The first mentions of Syrian elephants date back to the Bronze Age. They were a common sight in the ancient world and were used in warfare, transportation, and even as prestigious gifts. Carthaginian general Hannibal famously crossed the Alps with a contingent of elephants during the Second Punic War. The Romans, too, prized these animals, importing them from the Near East to use in their battles and public spectacles.

However, the Syrian elephant population dwindled as human activity increased. Hunting, habitat destruction and human expansion led to their extinction in the wild in the 2nd century CE. Some of the last records of wild Syrian elephants come from Roman Emperor Trajan’s Column, which shows a scene of a hunting party killing elephants in the Syrian forests.

Despite their disappearance, Syrian elephants continued to feature in art, literature, and mythology. They remained the symbol of the great powers of Rome and Carthage, with stories of their exploits and battles wowing audiences for centuries. They also played an important role in Islamic culture, where tales of King Solomon and his elephants became popular.

Efforts to conserve and preserve Syrian elephants only began in the last few decades. In 2016, the Elephant Protection Initiative & Aspinall Foundation launched an ambitious project called “The Syrian Wild Trade” in Tanzania, which aims to reintroduce Syrian elephants to their ancestral range in the Near East via captive-bred elephants.

This initiative comes amid a larger push for conservation in the region, including Jordan and Turkey, which includes large-scale plans to create safe and natural habitats for these animals. These projects aim to reintroduce this magnificent species to their natural habitat, where they’ll be free to roam in protected areas safe from human predators.

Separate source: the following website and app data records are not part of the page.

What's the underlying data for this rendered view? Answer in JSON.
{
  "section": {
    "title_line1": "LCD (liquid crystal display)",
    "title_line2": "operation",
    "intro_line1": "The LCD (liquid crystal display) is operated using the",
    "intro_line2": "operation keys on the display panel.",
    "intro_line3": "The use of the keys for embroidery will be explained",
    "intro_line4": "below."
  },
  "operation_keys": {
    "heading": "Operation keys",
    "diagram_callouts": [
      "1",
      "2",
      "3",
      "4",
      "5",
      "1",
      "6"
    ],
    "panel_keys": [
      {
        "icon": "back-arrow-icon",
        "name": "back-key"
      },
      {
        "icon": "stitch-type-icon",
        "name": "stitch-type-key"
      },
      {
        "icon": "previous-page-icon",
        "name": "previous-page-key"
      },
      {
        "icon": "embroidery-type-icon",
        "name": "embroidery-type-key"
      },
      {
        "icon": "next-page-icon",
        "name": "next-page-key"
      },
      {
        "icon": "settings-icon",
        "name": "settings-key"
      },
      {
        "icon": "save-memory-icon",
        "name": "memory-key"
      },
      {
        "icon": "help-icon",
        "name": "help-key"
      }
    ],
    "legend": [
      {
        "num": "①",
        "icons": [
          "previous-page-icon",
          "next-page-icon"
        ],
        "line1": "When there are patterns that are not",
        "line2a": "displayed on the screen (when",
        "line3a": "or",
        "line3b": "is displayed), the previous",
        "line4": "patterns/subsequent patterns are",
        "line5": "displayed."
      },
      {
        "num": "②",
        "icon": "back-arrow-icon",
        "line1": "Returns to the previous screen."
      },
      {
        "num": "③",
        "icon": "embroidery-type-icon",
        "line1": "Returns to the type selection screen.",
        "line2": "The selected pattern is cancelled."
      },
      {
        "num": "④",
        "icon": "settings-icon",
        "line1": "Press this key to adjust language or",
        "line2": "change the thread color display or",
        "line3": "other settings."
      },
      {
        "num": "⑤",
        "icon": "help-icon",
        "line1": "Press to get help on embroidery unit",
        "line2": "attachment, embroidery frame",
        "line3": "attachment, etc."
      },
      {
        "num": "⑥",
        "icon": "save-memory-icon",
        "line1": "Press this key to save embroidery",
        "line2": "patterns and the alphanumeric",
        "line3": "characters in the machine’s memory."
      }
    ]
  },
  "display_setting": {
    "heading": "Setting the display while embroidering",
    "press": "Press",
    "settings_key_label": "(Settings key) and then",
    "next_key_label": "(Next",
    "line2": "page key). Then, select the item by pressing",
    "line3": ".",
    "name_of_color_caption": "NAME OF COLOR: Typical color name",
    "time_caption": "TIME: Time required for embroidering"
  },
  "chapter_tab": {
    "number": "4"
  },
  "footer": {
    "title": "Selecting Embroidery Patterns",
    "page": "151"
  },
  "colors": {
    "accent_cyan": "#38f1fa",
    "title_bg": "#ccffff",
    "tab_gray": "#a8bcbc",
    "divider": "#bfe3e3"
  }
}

The story of Syrian elephants is both massive and fascinating. From their use in ancient warfare to their symbol as magnificent creatures that once roamed the earth, their extinction in the wild marked a loss of our shared heritage. Today, the efforts to conserve and protect them represent a new hope for their conservation and the future of this important species. It is a reminder of the grace, strength, and beauty of these incredible animals that have captured our hearts and imagination for generations.

Like it? Share with your friends!



Your email address will not be published. Required fields are marked *